Watches as an "asset class"
Should you buy watches as an investment or is it simply speculation?
Many a conversation on this topic has led to a debate about basic nomenclature... so we shall start with definitions. Then we can talk about the parallels with the art world, the psychology of buying watches as an investment (or speculation), and then round off with some concluding thoughts on the matter.
This is likely the first question a person asks when they find themselves with excess cash to put into some sort of vehicle, with the expectation of growing that money over time. Asset allocation refers to how you split your investment across different types of assets. On a basic level, that means deciding the proportions and distribution of your investment among the various options such as stocks, bonds, real estate and other such 'traditional' investments... but also includes the more exotic options like cryptocurrency, fine art, or even watches... more that the final one later.
Investment vs. Speculation
Now rather than trying to reinvent the wheel with definitions, I will refer to Investopedia which summarises it as follows:
The main difference between speculating and investing is the amount of risk involved.
Investors try to generate a satisfactory return on their capital by taking on an average or below-average amount of risk.
Speculators are seeking to make abnormally high returns from bets that can go one way or the other.
Speculative traders often utilize futures, options, and short selling trading strategies.
As discussed previously with Todd Levin, the issue with watches, is that you can't attribute any inherent underlying value to the piece. When buying a share in Amazon, you can break down its valuation into all the relevant components such as buildings, prime subscriber revenue and so on... thus making you able to calculate the “present value of future cash flows” - you can then take a view on the future growth opportunities to decide what the share is worth, and buy or sell it accordingly; simplified, but that's the general idea with investing.
What is a Rolex Daytona worth? If you buy one at retail, you can double your money (or more) the moment you leave the store - but there is no underlying rationale for this. Supply isn't a problem, as the watches are readily available - people often cite 'hype' as the reason... ok fair enough.
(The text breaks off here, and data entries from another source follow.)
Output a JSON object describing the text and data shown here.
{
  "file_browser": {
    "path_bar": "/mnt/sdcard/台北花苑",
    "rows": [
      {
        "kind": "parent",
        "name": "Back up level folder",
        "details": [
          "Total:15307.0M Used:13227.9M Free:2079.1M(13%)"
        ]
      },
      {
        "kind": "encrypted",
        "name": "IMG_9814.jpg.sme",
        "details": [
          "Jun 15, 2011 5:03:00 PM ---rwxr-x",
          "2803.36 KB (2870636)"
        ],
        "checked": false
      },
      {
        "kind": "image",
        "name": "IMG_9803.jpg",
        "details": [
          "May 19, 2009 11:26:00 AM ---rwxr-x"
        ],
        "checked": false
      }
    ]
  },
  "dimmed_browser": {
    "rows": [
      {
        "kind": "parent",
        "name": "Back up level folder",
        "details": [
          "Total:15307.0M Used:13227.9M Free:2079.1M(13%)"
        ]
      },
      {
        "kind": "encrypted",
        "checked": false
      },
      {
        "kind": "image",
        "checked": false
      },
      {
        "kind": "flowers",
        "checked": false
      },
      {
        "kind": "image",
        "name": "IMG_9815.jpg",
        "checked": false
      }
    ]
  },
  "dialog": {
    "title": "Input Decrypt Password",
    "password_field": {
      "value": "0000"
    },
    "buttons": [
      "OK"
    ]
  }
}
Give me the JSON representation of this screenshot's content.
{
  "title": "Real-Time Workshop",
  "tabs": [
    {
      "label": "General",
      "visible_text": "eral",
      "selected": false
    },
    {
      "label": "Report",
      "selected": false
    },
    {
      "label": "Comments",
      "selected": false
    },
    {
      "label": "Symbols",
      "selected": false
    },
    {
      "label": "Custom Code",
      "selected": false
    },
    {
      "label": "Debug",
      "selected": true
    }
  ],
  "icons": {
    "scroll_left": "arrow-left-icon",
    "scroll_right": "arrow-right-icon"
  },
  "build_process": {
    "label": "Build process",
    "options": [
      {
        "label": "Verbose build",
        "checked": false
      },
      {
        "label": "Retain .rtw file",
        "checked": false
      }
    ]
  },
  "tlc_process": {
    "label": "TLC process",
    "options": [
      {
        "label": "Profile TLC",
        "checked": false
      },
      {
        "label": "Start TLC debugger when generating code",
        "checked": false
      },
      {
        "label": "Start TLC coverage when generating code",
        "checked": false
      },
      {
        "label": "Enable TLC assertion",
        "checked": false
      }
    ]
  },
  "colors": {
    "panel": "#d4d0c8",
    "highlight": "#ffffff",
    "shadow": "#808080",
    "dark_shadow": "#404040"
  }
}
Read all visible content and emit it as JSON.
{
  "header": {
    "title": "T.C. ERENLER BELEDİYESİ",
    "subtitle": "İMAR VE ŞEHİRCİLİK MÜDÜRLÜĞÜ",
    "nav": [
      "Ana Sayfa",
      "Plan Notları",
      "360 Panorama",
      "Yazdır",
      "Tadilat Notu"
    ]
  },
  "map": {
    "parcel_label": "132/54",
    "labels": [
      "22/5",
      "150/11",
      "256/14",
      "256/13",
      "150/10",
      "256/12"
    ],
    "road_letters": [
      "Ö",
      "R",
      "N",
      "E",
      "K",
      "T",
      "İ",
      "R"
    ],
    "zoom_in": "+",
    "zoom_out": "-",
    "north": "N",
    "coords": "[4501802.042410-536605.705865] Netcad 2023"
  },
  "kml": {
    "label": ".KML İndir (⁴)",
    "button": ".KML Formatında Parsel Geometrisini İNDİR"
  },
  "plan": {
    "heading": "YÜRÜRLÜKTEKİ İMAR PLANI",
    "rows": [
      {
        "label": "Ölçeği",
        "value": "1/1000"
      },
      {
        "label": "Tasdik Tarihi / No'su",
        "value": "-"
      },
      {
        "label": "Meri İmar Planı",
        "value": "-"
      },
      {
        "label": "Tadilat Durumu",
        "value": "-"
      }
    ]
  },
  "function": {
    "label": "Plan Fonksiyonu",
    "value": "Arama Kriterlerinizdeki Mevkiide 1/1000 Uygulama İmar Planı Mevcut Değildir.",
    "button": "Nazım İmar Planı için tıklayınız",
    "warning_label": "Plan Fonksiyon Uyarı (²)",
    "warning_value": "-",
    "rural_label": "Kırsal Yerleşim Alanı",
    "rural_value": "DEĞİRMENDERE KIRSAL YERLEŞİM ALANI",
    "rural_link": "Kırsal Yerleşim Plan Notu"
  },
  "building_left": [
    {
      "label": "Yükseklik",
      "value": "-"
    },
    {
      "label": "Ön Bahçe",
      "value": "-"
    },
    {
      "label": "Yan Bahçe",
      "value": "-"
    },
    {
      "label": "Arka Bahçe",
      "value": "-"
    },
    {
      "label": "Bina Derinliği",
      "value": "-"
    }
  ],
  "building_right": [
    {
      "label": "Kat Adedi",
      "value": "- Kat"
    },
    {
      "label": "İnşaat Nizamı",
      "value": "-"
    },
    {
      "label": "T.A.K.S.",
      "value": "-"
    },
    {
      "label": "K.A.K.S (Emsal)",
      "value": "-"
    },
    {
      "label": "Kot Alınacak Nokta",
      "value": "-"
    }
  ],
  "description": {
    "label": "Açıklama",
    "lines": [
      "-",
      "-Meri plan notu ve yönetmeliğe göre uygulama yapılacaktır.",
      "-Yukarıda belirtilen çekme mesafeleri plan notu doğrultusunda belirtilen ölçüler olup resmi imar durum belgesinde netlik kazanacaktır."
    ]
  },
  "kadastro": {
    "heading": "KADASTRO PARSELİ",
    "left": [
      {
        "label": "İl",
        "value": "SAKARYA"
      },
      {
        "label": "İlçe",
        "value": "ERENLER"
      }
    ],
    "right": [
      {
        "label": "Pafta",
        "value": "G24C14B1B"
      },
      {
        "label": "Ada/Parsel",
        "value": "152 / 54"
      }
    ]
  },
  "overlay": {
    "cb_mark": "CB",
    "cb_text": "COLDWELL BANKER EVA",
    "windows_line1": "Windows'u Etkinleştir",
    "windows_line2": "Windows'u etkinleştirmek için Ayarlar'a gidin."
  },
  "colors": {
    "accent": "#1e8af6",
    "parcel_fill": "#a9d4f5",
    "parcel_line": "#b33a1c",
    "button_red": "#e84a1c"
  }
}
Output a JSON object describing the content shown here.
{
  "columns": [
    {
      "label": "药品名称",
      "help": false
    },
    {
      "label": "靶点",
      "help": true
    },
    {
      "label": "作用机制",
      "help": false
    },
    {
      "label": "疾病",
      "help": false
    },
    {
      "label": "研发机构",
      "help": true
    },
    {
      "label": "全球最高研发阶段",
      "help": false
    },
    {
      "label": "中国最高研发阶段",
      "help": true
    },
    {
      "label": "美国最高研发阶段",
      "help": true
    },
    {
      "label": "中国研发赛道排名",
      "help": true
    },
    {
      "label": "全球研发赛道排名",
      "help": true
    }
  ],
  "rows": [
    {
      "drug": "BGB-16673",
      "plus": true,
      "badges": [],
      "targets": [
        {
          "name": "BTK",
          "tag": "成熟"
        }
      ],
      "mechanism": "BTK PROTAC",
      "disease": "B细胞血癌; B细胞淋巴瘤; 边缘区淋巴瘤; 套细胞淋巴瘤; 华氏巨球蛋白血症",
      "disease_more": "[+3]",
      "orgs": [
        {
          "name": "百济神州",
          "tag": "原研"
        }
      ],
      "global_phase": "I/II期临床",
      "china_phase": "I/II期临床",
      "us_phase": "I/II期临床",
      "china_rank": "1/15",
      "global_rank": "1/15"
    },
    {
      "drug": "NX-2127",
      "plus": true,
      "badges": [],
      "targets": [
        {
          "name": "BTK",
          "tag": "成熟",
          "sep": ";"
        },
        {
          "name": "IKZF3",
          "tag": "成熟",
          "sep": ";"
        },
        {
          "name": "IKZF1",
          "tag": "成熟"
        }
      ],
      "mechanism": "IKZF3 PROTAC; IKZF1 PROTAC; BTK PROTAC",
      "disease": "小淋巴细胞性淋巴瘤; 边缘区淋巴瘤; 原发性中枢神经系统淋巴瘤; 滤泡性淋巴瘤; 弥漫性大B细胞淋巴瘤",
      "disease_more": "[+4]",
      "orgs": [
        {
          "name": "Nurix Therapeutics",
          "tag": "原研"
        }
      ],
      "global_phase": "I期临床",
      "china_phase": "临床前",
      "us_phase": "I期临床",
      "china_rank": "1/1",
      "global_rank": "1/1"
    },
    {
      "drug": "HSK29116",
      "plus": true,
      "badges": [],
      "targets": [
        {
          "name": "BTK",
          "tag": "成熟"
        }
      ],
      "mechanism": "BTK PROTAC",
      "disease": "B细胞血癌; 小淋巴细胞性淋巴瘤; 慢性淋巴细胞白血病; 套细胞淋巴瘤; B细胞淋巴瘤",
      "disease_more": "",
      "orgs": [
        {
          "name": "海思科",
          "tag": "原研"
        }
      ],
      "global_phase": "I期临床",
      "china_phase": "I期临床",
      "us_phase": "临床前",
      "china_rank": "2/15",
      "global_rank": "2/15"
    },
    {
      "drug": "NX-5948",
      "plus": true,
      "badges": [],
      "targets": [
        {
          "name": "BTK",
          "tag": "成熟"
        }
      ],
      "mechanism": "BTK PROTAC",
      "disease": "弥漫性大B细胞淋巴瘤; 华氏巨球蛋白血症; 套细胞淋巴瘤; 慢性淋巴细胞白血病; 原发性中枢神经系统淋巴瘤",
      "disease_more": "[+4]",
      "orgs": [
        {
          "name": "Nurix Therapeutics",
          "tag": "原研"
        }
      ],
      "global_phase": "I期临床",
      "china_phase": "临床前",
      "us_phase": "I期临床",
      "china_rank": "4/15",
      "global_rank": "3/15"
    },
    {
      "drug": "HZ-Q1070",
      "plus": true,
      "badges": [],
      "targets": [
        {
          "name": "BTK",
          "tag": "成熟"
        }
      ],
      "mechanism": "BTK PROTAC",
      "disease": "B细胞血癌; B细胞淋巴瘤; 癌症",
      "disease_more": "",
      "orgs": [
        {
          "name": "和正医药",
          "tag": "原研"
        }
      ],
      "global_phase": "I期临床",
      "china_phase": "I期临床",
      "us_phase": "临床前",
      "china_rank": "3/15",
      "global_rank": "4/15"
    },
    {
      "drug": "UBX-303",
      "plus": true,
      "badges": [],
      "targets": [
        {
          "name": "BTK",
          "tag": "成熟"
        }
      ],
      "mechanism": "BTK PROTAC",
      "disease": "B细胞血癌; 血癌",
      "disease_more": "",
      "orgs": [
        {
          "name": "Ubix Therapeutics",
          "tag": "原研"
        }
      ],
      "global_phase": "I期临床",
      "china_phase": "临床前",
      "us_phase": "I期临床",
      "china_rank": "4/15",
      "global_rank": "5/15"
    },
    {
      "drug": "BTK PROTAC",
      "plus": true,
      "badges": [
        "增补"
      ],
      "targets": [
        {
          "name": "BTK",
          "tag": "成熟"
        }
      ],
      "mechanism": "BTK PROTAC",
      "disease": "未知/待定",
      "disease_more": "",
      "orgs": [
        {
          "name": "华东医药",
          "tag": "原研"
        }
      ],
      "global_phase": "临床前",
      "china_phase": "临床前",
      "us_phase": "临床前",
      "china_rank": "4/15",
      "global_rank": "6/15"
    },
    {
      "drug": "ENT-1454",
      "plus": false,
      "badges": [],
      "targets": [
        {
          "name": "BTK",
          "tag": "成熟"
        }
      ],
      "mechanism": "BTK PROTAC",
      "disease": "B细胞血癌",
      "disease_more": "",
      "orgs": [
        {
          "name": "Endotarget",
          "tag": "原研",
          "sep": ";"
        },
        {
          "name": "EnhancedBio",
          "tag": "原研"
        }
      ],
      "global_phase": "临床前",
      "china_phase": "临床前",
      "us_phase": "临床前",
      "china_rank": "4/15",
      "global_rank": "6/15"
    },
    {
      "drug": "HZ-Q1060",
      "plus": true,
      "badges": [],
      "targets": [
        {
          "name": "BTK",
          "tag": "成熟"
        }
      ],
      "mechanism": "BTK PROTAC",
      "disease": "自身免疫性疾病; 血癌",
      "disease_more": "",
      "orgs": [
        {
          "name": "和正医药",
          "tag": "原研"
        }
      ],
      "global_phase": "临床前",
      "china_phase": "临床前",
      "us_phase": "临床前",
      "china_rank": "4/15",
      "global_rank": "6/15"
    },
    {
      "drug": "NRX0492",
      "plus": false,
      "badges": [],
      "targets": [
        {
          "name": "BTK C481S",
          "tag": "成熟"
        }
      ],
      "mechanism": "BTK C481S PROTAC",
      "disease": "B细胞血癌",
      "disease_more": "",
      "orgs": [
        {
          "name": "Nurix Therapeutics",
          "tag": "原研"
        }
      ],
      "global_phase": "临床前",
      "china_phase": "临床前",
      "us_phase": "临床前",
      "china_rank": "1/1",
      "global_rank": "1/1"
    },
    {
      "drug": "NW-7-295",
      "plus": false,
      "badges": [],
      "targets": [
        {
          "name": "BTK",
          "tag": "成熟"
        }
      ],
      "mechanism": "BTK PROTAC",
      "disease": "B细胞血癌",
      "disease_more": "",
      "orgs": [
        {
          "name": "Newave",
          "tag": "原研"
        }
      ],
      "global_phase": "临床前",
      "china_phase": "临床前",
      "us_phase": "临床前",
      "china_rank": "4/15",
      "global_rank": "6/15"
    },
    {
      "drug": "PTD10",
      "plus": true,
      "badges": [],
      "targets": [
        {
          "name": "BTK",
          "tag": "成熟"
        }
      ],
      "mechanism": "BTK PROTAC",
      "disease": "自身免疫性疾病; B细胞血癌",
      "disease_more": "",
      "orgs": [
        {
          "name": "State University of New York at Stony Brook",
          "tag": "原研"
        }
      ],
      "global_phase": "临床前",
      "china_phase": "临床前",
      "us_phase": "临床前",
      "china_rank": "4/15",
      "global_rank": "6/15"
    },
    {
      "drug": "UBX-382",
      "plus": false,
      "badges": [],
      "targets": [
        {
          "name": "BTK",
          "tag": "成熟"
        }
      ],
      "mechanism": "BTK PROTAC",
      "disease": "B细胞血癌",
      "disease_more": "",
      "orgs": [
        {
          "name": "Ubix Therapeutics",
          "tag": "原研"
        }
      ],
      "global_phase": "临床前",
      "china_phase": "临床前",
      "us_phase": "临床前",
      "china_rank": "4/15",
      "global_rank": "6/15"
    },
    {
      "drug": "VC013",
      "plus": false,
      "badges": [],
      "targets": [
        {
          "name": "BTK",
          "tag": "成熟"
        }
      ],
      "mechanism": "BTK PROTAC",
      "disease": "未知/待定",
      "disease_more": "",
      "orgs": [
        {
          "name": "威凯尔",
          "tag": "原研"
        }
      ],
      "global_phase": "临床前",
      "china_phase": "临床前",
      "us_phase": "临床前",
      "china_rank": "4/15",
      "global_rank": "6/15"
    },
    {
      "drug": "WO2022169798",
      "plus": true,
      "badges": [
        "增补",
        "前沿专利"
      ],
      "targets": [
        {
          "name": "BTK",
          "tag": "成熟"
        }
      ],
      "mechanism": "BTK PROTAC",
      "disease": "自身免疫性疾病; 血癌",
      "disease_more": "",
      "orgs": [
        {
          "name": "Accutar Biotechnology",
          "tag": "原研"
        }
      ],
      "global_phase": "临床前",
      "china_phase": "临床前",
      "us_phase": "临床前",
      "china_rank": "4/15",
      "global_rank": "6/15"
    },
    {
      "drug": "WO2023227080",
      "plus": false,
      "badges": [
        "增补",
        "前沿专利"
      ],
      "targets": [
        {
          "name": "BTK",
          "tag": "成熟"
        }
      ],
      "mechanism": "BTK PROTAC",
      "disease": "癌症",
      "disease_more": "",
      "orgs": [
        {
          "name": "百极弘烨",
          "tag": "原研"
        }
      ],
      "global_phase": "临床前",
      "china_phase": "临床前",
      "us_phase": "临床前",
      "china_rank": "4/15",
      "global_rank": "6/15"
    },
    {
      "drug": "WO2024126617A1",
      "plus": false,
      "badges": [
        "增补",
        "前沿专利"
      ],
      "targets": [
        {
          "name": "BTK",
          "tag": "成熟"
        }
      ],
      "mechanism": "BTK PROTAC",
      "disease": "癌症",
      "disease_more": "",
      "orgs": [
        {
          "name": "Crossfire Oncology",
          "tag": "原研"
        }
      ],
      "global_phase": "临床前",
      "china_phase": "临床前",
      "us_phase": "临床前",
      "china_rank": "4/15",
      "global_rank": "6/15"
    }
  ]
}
How do you quantify 'hype' and how does one feel certain that this 'hype' will sustain itself into perpetuity? I am not saying it will, or it won't - merely highlighting how speculative it is, solely because there is no quantifiable driver for it.